A milestone meet

AP Photo/Daniel Ochoa De Olza

Women have been competing in track and field at the Olympics since 1928, but international competition can be traced to 1922.
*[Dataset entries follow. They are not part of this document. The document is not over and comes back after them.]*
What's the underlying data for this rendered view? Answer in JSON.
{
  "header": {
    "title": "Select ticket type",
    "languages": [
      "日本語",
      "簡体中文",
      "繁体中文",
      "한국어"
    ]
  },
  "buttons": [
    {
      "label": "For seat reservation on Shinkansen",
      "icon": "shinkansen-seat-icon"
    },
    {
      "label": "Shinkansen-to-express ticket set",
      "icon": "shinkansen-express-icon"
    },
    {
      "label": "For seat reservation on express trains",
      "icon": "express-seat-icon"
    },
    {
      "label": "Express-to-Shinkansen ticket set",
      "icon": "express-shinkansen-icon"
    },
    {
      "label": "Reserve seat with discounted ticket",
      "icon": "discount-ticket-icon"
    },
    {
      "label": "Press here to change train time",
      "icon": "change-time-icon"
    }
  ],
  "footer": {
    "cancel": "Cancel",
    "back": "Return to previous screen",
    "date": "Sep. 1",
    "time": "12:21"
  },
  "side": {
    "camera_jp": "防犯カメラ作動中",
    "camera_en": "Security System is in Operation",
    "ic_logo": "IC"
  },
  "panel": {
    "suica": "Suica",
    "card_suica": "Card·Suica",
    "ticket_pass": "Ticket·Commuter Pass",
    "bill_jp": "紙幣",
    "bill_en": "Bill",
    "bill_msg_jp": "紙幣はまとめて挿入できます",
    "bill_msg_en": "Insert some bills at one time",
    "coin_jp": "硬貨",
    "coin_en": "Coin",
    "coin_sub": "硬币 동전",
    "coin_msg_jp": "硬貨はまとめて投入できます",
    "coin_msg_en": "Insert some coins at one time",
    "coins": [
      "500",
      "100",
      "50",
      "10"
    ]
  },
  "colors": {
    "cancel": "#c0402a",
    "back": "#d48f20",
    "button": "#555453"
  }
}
On this day in 1922 in Paris, women competed at an international track meet for the first time. Called the Women’s Olympic Games, the United States sent 13 athletes to compete against Great Britain, France, Switzerland and Czechoslovakia. The event was established because women were banned from competing in track at the 1920 Games. It wasn’t until the 1928 Games in Amsterdam that women competed in track and field events for the first time. At the 1922 Paris meet, the United States finished second to Great Britain. American Camille Sabie won the 100-yard hurdles in a world-record time of 14.4 seconds as well as the standing long jump. Teammate Lucile Godbold set a world record to win the shot put, which added the distances on throws using athletes’ left and right hands to determine the winner.